> [WORK TO COMPLETE]
Scan the entries below. List each line with "Collection".

(Records from a data source)
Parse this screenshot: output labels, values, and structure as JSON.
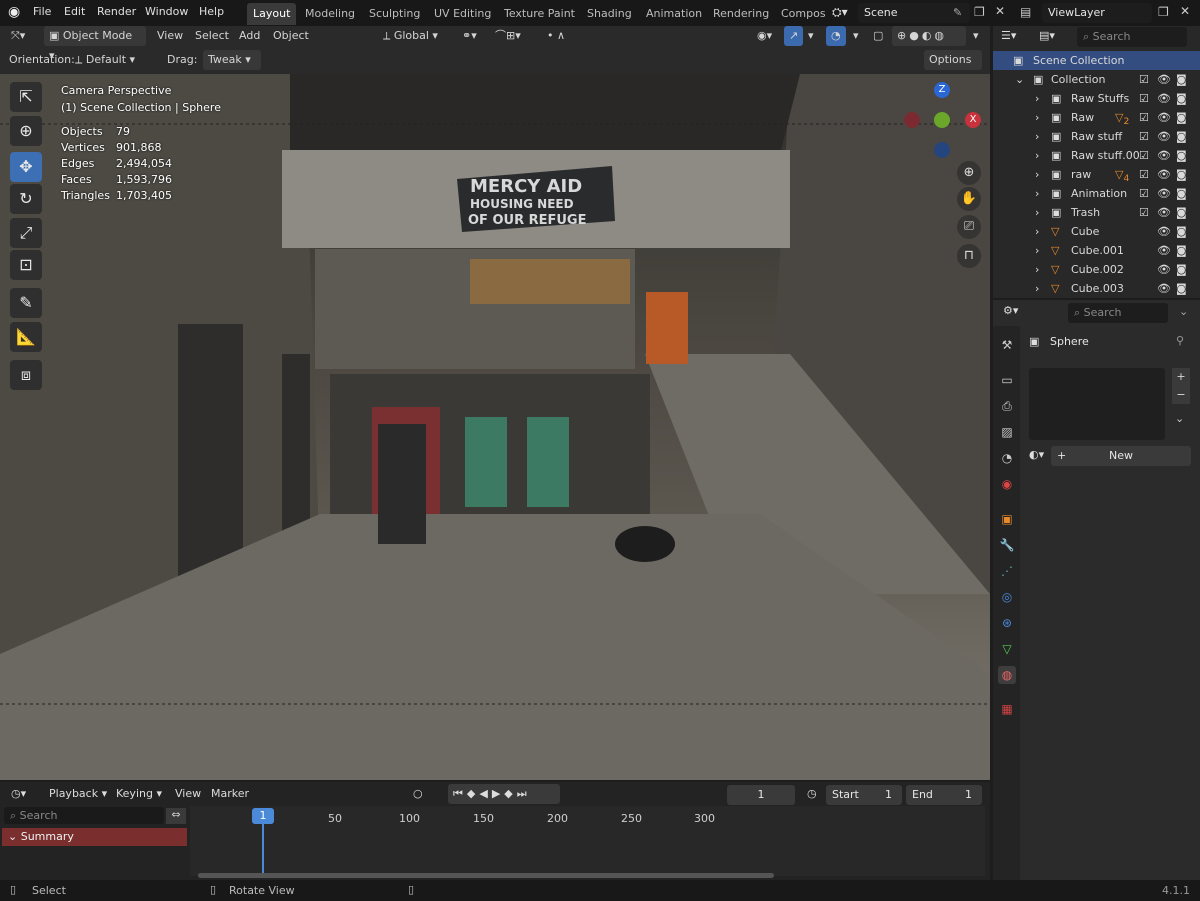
{
  "menu": {
    "file": "File",
    "edit": "Edit",
    "render": "Render",
    "window": "Window",
    "help": "Help"
  },
  "workspaces": [
    "Layout",
    "Modeling",
    "Sculpting",
    "UV Editing",
    "Texture Paint",
    "Shading",
    "Animation",
    "Rendering",
    "Compos"
  ],
  "scene": "Scene",
  "view_layer": "ViewLayer",
  "vp_header": {
    "mode": "Object Mode",
    "view": "View",
    "select": "Select",
    "add": "Add",
    "object": "Object",
    "transform": "Global",
    "orientation_label": "Orientation:",
    "orientation": "Default",
    "drag_label": "Drag:",
    "drag": "Tweak",
    "options": "Options"
  },
  "overlay": {
    "camera": "Camera Perspective",
    "collection": "(1) Scene Collection | Sphere",
    "stats": [
      {
        "k": "Objects",
        "v": "79"
      },
      {
        "k": "Vertices",
        "v": "901,868"
      },
      {
        "k": "Edges",
        "v": "2,494,054"
      },
      {
        "k": "Faces",
        "v": "1,593,796"
      },
      {
        "k": "Triangles",
        "v": "1,703,405"
      }
    ]
  },
  "scene_art": {
    "sign1": "MERCY AID",
    "sign2": "HOUSING   NEED",
    "sign3": "OF OUR REFUGE"
  },
  "outliner": {
    "search": "Search",
    "root": "Scene Collection",
    "collection": "Collection",
    "items": [
      {
        "name": "Raw Stuffs",
        "badge": ""
      },
      {
        "name": "Raw",
        "badge": "2"
      },
      {
        "name": "Raw stuff",
        "badge": ""
      },
      {
        "name": "Raw stuff.00",
        "badge": ""
      },
      {
        "name": "raw",
        "badge": "4"
      },
      {
        "name": "Animation",
        "badge": ""
      },
      {
        "name": "Trash",
        "badge": ""
      },
      {
        "name": "Cube",
        "badge": ""
      },
      {
        "name": "Cube.001",
        "badge": ""
      },
      {
        "name": "Cube.002",
        "badge": ""
      },
      {
        "name": "Cube.003",
        "badge": ""
      }
    ]
  },
  "properties": {
    "search": "Search",
    "object": "Sphere",
    "new_button": "New"
  },
  "timeline": {
    "playback": "Playback",
    "keying": "Keying",
    "view": "View",
    "marker": "Marker",
    "current_frame": "1",
    "start_label": "Start",
    "start": "1",
    "end_label": "End",
    "end": "1",
    "search": "Search",
    "summary": "Summary",
    "ticks": [
      "1",
      "50",
      "100",
      "150",
      "200",
      "250",
      "300"
    ]
  },
  "status": {
    "select": "Select",
    "rotate": "Rotate View",
    "version": "4.1.1"
  },
  "colors": {
    "accent": "#3d6fb4",
    "selected_row": "#334d80",
    "summary": "#7a2e2e",
    "playhead": "#4a8ad8"
  }
}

> [ANSWER TO THIS TASK]
    "collection": "(1) Scene Collection | Sphere",
    "root": "Scene Collection",
    "collection": "Collection",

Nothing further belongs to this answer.